*** SUPPLIED MATERIAL Section Begins ***

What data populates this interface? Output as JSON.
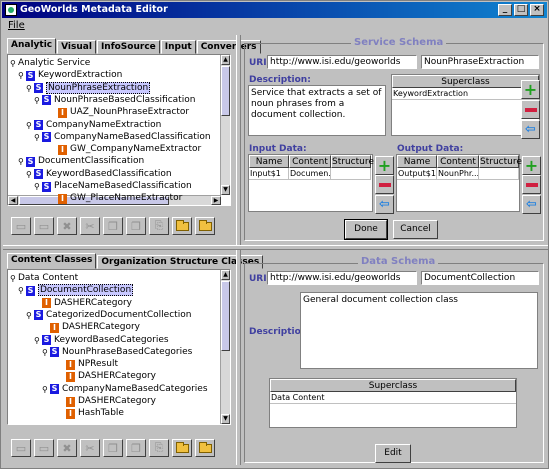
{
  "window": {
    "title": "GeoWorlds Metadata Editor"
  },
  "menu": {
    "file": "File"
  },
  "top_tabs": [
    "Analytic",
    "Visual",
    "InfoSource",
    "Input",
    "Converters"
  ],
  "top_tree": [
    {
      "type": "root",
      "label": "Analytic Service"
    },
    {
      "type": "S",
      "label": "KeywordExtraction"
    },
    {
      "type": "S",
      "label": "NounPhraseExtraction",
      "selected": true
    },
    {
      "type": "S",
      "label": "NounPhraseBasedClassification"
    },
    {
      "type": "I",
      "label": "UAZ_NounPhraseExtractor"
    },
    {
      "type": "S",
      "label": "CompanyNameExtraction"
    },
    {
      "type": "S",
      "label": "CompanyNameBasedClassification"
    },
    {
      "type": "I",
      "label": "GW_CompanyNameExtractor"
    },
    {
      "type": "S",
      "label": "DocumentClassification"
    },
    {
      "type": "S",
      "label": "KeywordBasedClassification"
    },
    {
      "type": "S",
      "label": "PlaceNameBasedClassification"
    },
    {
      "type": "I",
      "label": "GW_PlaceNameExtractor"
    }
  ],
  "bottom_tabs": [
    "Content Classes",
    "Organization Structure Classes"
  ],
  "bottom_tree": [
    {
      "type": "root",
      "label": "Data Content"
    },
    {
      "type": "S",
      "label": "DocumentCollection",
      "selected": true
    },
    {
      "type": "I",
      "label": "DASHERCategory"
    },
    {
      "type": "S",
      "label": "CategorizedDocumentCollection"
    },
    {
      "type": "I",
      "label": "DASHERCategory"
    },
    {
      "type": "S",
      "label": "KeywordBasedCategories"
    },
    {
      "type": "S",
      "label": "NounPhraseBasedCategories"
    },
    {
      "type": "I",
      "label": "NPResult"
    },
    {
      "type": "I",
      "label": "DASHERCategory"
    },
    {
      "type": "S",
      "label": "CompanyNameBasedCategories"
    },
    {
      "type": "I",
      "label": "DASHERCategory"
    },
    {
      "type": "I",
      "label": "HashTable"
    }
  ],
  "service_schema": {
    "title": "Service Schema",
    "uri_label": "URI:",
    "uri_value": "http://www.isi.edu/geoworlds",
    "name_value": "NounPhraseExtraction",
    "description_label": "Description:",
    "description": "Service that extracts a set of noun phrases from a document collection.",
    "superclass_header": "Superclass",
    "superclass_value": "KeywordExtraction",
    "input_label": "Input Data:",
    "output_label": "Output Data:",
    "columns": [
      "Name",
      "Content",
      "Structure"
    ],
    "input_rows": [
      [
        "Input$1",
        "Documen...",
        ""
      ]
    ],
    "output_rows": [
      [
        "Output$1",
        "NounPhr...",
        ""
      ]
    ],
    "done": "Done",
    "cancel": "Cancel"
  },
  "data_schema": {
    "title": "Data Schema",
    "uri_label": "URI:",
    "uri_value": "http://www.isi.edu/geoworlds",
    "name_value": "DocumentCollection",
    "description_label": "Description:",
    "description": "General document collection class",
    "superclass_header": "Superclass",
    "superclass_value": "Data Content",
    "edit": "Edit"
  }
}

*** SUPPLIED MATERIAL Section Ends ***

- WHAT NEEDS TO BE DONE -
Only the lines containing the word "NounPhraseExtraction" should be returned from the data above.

- EXERCISE RESPONSE -
      "label": "NounPhraseExtraction",
    "name_value": "NounPhraseExtraction",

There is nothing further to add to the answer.